• [PROVIDED ENTRIES]:

+===+

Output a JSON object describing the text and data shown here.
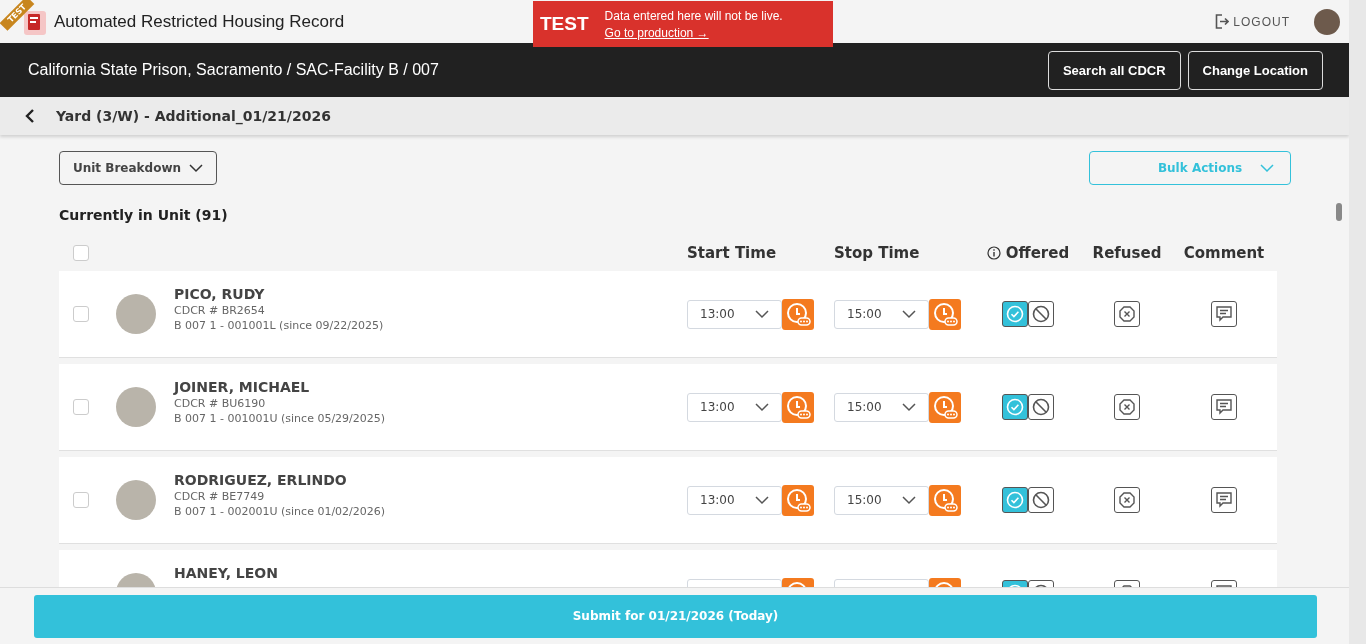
{
  "app": {
    "title": "Automated Restricted Housing Record",
    "ribbon": "TEST"
  },
  "test_banner": {
    "label": "TEST",
    "message": "Data entered here will not be live.",
    "link": "Go to production →"
  },
  "user_menu": {
    "logout": "LOGOUT"
  },
  "location_bar": {
    "path": "California State Prison, Sacramento / SAC-Facility B / 007",
    "buttons": [
      "Search all CDCR",
      "Change Location"
    ]
  },
  "page_header": {
    "title": "Yard (3/W) - Additional_01/21/2026"
  },
  "toolbar": {
    "unit_breakdown": "Unit Breakdown",
    "bulk_actions": "Bulk Actions"
  },
  "section_title": "Currently in Unit (91)",
  "table": {
    "select_all_checked": false,
    "columns": [
      "Start Time",
      "Stop Time",
      "Offered",
      "Refused",
      "Comment"
    ],
    "rows": [
      {
        "name": "PICO, RUDY",
        "cdcr": "CDCR # BR2654",
        "location": "B 007 1 - 001001L (since 09/22/2025)",
        "checked": false,
        "start": "13:00",
        "stop": "15:00",
        "offered": true,
        "not_offered": false,
        "refused": false
      },
      {
        "name": "JOINER, MICHAEL",
        "cdcr": "CDCR # BU6190",
        "location": "B 007 1 - 001001U (since 05/29/2025)",
        "checked": false,
        "start": "13:00",
        "stop": "15:00",
        "offered": true,
        "not_offered": false,
        "refused": false
      },
      {
        "name": "RODRIGUEZ, ERLINDO",
        "cdcr": "CDCR # BE7749",
        "location": "B 007 1 - 002001U (since 01/02/2026)",
        "checked": false,
        "start": "13:00",
        "stop": "15:00",
        "offered": true,
        "not_offered": false,
        "refused": false
      },
      {
        "name": "HANEY, LEON",
        "offered": true,
        "not_offered": false,
        "refused": false
      }
    ]
  },
  "submit_button": "Submit for 01/21/2026 (Today)"
}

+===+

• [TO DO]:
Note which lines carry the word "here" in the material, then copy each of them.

• [SOLUTION TO THE EXERCISE]:
Output a JSON object describing the text and data shown here.
    "message": "Data entered here will not be live.",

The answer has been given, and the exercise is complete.